Thursday, April 25, 2013

Signs of change

The clouds start to cover the island from the north side of the harbour and the water acquires a dull metal gray colour.

A Ladybird beetle takes the best of the day alien to the weather change coming.

Coccinellids are small insects, ranging from 1 mm to 10 mm (0.04 to 0.4 inches), and are commonly yellow, orange, or scarlet with small black spots on their wing covers. They are found worldwide, with over 5,000 species described. There are a few species in Menorca, Coccinella Septempunctata is  the one in the picture. 

Thursday, April 18, 2013

Es Castell Council has purchased the old mill next to the entrance of the village

A group of neighbours from Es Castell have volunteered to work on the restoration and clean up the surrounding area. The aim of the Council is recovering and restoring this old building for cultural purposes.

The Sant Lluis fully restored, traditional windmill which is now a museum open to the public, and the role model for other interesting buildings.

Friday, April 12, 2013

Spring Colours

And the beauty of the day: Cacyreus Marshalli. (Geranium Bronze) is a butterfly in the family Lycaenidae. Presumed to have arrived from South Africa on imported Pelargonium plants. Frequently found around habitations. Rarely opens its wings when taking nectar, but will show its uppersides when basking in sunshine, usually on leaves or grasses.

Tuesday, April 9, 2013

Agustín & Satur. New lamps at the conservatory

It's been a hard and long day for both them. But the lamps look beautiful there.

Spring splendour at "Mussuptá de s'Escola"
San Climent.

Sunday, April 7, 2013

An octopus at Calas Fons

Despite the chilly north wind, the small port of Es Castell, Calas Fons showed today its warmest face. The bars and restaurants are beginning to prepare the summer season and most are already open. The few walkers there have been surprised to see one of the waiters at a popular restaurant capturing an octopus over six kilos.

Mediterranean octopus Octopus vulgaris grows to 25 cm in mantle length with arms up to 1 m long. 
O. vulgaris is caught by bottom trawls on a huge scale off the northwestern coast of Africa. More than 20,000 tonnes are harvested annually.
The octopus hunts at dusk. Crabs, crayfish, and bivalve molluscs (two-shelled molluscs such as cockles) are preferred, although the octopus will eat almost anything it can catch.
Humans eat octopus in many cultures. The arms and sometimes other body parts are prepared in various ways, often varying by species.

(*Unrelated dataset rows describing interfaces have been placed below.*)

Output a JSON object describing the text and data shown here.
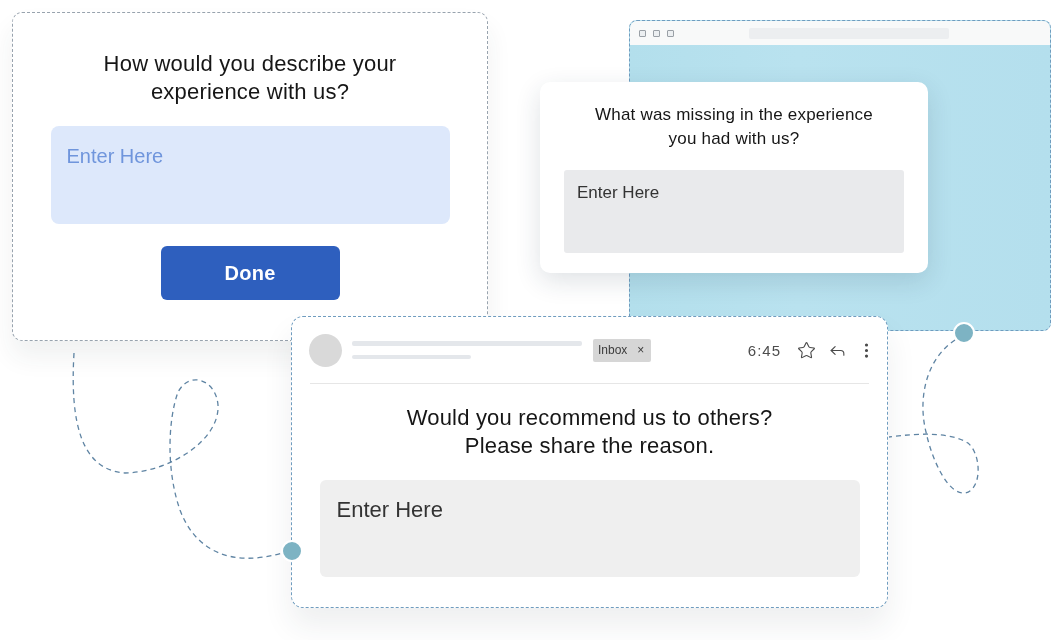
{
  "survey_card": {
    "question": "How would you describe your experience with us?",
    "answer_field": {
      "placeholder": "Enter Here"
    },
    "done_button": "Done"
  },
  "browser_window": {
    "popup": {
      "question": "What was missing in the experience you had with us?",
      "answer_field": {
        "placeholder": "Enter Here"
      }
    }
  },
  "email_card": {
    "label": {
      "text": "Inbox",
      "remove": "×"
    },
    "time": "6:45",
    "question": [
      "Would you recommend us to others?",
      "Please share the reason."
    ],
    "answer_field": {
      "placeholder": "Enter Here"
    }
  }
}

 The most popular in Spain. "Pulpo a feira" Galician Style.

Friday, April 5, 2013

Regarding Mahon harbour.

The local authorities say the Port of Mahon need to be dredged in order to be more accessible to deep-draft cruisers. It may be true, but the issue has aroused much controversy among citizens in Mahon who are already a little tired of seing that the decisions taken on several issues affect them and somehow often damage what we call the "Menorcan way of living".

The main protest of citizens has not been for the dredging itself, but because it is intended to drop the mud extracted from the seabed in an area near the coast, in front of Cala Rafalet.

Fortunately the local ecologist group (GOB) has lobbied the Environment Prosecution and has managed to paralyze the process until some tests on the sludge have been made.

The port of Mahon, showed a grey solitary aspect, this afternoon, ignoring the controversy that has arisen over the past weeks.

Once a British arsenal, today a Naval Base on the harbour's north shore.

 Cargo ships in the commercial dock

Sheila and Bryce Lyons from Menorca Britannia will take care again this summer of the guided visits to the Golden Farm. 

Thursday, April 4, 2013


The number of hoopoes in Menorca, that had been declining in recent years, seems to be recovering, and that is good news for bird lovers. We do seem to have quite a number of such birds in the fields and woods of the island and we love to hear them calling in the spring and summer

The Hoopoe (Upupa epops) is a colourful bird that is named for its call, “hoo-poo.” The common hoopoe is about 12 inches (30 cm) long. It has a showy, semicircular crest and mixed reddish-brown, black, and white plumage. The bill is long and curved, the legs short.

A regular guests, who is a keen stamp collector told me once that  he had a very complete collection of stamps of hoopoes. I could not imagine there were so many, and from so many countries.